**EXERCISE**. When a line in the data below includes "System", pick it out and copy it.

Top of PROVIDED RECORDS

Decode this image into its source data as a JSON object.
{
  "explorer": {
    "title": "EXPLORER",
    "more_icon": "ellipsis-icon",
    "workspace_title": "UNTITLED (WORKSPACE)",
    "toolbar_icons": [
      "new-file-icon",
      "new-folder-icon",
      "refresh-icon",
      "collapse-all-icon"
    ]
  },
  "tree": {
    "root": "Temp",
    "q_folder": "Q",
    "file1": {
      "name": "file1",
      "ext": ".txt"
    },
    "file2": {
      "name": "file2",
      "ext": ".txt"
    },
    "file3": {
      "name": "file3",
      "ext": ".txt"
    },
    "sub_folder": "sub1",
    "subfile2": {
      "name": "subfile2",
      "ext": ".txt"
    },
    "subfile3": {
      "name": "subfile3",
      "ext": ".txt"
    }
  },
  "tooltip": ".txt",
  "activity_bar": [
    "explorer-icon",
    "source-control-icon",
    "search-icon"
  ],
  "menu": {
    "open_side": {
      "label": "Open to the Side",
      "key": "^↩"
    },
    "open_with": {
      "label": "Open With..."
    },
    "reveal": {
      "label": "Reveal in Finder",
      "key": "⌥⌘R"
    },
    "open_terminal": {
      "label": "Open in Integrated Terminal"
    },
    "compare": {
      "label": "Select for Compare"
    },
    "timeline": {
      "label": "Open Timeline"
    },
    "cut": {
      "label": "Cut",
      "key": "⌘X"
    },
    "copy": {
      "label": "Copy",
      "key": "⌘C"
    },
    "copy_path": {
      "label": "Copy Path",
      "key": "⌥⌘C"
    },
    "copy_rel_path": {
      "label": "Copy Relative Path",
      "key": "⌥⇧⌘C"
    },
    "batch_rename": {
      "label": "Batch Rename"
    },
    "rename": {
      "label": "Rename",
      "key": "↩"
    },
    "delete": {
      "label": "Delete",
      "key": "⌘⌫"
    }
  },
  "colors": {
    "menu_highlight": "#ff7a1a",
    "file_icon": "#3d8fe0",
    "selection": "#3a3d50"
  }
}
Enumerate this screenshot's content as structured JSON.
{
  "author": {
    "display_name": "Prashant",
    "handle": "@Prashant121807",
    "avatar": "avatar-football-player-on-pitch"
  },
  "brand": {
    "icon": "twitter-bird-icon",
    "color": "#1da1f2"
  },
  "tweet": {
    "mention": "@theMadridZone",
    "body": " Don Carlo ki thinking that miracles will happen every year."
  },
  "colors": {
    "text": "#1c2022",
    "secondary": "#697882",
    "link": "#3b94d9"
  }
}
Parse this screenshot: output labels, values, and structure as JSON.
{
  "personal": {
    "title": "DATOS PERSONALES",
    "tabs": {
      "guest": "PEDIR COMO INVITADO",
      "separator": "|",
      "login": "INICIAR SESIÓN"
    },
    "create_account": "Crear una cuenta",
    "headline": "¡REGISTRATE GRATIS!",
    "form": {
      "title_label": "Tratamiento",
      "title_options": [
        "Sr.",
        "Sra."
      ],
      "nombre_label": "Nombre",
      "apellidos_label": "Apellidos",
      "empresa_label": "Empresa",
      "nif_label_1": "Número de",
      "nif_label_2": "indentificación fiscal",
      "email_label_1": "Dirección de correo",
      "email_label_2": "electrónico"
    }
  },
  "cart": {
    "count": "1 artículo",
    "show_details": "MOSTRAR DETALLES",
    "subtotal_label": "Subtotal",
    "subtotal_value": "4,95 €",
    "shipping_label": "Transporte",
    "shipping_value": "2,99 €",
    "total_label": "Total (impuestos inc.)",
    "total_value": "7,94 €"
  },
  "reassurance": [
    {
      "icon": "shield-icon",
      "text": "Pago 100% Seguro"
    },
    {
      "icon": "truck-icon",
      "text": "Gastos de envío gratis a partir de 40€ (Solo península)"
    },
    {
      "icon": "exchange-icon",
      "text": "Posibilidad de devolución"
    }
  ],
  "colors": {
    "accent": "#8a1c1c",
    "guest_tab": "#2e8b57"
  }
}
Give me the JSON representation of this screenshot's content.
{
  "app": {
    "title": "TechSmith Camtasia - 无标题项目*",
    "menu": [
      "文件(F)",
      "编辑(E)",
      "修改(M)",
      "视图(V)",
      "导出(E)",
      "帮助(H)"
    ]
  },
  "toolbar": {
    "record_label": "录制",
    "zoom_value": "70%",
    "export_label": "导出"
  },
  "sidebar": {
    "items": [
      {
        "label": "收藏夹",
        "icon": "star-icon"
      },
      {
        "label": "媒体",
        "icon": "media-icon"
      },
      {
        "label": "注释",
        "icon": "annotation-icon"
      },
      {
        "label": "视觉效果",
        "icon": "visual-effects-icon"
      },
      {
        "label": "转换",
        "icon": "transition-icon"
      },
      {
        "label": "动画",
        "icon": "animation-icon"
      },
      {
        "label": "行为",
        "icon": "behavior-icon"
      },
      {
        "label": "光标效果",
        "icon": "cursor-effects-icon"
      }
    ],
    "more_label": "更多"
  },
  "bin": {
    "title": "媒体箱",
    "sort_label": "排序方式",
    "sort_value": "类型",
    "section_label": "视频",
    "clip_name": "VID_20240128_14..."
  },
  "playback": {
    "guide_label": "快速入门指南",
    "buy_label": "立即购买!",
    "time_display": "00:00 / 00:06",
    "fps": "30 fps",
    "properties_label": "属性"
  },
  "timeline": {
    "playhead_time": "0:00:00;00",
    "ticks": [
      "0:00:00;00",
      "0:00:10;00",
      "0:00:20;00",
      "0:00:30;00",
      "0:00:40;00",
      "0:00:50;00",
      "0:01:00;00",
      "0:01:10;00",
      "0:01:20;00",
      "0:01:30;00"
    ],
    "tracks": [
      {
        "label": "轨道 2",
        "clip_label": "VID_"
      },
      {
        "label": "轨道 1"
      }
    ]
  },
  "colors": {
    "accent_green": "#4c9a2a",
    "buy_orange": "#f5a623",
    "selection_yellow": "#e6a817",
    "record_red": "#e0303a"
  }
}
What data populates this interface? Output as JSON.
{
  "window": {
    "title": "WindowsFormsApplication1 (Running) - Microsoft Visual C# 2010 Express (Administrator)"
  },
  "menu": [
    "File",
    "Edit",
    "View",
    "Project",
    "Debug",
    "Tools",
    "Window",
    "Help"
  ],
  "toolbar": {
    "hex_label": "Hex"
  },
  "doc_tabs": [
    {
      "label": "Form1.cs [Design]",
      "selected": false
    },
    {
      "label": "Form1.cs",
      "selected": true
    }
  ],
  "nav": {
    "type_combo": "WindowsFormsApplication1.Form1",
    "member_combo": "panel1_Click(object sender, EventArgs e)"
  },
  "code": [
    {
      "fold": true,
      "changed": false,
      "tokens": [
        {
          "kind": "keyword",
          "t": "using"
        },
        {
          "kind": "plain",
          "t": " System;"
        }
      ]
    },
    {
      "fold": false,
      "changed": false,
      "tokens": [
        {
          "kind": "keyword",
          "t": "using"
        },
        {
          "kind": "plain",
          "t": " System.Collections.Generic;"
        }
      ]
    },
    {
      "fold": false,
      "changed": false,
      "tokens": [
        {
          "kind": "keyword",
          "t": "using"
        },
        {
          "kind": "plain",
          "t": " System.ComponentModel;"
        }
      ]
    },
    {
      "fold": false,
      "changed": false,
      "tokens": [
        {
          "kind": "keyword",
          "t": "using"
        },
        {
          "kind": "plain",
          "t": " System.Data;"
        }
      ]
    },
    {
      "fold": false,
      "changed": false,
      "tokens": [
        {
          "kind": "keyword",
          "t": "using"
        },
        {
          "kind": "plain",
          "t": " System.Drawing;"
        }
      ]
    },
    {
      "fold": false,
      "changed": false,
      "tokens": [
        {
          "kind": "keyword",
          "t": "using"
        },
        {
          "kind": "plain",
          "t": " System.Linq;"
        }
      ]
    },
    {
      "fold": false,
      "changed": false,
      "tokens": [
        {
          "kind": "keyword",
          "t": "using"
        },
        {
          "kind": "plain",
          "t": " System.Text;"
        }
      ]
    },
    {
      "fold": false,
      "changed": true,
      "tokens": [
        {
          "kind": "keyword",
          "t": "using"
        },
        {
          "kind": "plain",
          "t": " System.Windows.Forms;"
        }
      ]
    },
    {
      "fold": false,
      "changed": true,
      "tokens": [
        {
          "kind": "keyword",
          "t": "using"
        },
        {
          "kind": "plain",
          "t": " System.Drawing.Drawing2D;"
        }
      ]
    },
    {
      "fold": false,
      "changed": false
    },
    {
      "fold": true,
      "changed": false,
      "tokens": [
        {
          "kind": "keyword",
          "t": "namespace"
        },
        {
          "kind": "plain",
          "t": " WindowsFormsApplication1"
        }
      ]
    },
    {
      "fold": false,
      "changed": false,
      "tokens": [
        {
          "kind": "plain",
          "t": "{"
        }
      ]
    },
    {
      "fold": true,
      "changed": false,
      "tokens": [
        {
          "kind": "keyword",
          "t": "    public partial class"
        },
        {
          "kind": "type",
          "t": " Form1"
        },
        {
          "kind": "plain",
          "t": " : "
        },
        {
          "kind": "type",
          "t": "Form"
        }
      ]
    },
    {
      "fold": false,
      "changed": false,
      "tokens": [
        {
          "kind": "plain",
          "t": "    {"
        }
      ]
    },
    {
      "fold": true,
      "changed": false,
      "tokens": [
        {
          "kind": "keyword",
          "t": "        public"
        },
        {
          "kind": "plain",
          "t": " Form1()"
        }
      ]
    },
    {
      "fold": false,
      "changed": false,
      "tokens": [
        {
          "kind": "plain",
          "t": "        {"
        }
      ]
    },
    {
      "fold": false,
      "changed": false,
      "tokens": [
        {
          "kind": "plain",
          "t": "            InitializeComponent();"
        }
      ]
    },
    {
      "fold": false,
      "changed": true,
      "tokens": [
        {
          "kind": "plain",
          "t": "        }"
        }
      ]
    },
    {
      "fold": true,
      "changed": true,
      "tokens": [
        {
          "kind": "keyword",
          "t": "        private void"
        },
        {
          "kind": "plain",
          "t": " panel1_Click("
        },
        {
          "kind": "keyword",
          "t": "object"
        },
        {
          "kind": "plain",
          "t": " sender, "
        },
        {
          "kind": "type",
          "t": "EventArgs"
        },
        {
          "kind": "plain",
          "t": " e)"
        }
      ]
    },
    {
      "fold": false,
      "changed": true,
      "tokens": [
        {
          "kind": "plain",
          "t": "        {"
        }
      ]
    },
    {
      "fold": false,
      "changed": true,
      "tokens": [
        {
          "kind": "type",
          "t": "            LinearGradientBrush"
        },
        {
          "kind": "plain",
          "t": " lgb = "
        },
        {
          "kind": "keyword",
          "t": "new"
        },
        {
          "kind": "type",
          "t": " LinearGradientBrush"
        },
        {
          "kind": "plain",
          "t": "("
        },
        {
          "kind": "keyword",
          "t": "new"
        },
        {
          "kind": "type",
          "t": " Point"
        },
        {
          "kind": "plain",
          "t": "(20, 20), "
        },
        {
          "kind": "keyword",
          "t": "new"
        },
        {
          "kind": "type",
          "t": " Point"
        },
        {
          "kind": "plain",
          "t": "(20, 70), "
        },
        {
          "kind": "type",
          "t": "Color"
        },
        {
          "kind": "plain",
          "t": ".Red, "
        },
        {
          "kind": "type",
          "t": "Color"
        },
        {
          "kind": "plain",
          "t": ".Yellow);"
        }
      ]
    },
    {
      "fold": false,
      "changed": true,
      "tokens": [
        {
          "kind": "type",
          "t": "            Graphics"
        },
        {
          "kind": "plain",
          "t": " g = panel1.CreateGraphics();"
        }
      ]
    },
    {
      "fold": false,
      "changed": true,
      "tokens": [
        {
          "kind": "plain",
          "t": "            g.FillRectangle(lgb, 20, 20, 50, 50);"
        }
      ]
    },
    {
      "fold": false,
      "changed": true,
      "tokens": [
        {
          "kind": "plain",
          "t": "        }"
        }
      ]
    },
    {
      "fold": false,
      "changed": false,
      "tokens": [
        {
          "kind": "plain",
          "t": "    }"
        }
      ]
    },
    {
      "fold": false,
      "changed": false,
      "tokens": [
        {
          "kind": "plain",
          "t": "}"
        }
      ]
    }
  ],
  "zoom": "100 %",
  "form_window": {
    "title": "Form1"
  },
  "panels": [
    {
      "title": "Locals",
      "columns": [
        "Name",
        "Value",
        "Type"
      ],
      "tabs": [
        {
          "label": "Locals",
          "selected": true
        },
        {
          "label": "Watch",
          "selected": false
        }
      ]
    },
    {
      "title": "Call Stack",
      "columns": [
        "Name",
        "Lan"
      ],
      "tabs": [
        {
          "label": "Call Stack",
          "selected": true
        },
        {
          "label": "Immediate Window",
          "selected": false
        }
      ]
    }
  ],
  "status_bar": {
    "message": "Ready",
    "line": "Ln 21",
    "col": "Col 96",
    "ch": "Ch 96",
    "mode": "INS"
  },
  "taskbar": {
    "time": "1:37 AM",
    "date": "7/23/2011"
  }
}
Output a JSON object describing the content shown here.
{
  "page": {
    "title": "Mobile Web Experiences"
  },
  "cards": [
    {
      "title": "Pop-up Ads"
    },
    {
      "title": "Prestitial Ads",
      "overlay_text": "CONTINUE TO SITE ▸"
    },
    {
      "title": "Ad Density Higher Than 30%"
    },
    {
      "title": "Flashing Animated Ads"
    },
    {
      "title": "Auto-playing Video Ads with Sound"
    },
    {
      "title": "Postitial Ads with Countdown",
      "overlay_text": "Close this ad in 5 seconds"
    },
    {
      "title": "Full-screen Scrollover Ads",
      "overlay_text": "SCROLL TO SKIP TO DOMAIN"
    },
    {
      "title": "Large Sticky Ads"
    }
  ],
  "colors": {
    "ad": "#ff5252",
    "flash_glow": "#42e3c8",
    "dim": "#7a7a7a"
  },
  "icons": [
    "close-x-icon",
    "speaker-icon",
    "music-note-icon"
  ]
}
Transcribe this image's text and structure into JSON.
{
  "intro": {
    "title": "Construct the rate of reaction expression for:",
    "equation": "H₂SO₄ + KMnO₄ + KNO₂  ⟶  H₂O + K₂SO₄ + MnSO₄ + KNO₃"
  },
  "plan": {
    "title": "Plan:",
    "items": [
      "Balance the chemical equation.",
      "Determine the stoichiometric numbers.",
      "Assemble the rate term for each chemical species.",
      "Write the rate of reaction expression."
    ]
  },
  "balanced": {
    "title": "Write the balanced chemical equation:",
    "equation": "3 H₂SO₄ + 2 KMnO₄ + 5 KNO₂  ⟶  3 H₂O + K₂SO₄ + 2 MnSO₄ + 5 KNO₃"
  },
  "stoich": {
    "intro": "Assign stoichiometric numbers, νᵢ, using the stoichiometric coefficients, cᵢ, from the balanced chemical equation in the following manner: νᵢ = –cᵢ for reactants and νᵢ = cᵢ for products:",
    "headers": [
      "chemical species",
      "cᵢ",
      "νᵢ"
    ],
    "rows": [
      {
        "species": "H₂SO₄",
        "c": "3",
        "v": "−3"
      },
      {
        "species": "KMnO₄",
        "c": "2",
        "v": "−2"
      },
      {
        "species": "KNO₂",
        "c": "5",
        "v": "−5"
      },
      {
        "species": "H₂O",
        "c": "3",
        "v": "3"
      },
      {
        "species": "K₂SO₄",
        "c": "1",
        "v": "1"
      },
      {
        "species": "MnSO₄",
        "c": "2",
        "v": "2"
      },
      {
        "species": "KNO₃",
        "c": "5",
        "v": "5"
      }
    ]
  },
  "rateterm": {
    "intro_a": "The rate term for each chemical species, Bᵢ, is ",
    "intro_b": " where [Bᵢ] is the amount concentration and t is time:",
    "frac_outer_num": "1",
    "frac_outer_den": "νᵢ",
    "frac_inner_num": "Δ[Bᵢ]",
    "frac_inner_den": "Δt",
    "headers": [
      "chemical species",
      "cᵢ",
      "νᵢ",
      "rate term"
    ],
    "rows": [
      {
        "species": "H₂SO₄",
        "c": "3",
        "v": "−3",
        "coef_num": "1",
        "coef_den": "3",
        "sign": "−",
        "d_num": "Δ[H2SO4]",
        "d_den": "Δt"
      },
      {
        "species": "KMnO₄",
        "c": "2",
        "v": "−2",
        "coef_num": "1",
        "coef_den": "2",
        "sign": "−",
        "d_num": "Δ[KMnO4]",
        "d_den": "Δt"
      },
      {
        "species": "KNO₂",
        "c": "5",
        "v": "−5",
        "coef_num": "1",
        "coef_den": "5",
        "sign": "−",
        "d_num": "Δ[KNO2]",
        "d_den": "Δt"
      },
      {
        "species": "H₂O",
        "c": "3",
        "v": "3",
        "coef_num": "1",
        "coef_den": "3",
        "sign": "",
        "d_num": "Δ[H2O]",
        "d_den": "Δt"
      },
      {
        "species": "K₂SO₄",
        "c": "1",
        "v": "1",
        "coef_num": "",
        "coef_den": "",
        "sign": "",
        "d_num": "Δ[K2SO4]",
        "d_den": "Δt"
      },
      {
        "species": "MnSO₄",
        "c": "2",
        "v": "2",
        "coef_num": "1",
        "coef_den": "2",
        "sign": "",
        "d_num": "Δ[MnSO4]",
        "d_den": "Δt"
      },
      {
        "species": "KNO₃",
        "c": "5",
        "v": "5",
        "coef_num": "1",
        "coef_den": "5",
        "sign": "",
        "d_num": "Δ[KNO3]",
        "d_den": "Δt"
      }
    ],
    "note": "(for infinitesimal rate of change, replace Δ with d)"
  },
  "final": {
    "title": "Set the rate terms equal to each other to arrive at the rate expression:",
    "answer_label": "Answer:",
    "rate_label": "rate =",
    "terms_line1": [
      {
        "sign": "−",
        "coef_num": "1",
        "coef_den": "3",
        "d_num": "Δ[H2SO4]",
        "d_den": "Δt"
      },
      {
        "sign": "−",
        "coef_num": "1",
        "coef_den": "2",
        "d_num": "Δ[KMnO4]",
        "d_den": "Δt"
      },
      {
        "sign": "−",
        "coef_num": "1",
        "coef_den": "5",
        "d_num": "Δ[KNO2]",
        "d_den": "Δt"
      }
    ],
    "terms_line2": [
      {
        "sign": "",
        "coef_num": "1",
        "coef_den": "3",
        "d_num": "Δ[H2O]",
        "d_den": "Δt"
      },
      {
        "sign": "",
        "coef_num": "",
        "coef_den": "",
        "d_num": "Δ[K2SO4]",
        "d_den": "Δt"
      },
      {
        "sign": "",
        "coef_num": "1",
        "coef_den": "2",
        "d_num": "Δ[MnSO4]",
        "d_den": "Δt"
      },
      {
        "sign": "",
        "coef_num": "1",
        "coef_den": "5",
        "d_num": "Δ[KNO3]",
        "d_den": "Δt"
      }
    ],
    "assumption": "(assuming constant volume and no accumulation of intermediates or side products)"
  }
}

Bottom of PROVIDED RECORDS

**TASK OUTPUT**.
          "t": " System;"
          "t": " System.Collections.Generic;"
          "t": " System.ComponentModel;"
          "t": " System.Data;"
          "t": " System.Drawing;"
          "t": " System.Linq;"
          "t": " System.Text;"
          "t": " System.Windows.Forms;"
          "t": " System.Drawing.Drawing2D;"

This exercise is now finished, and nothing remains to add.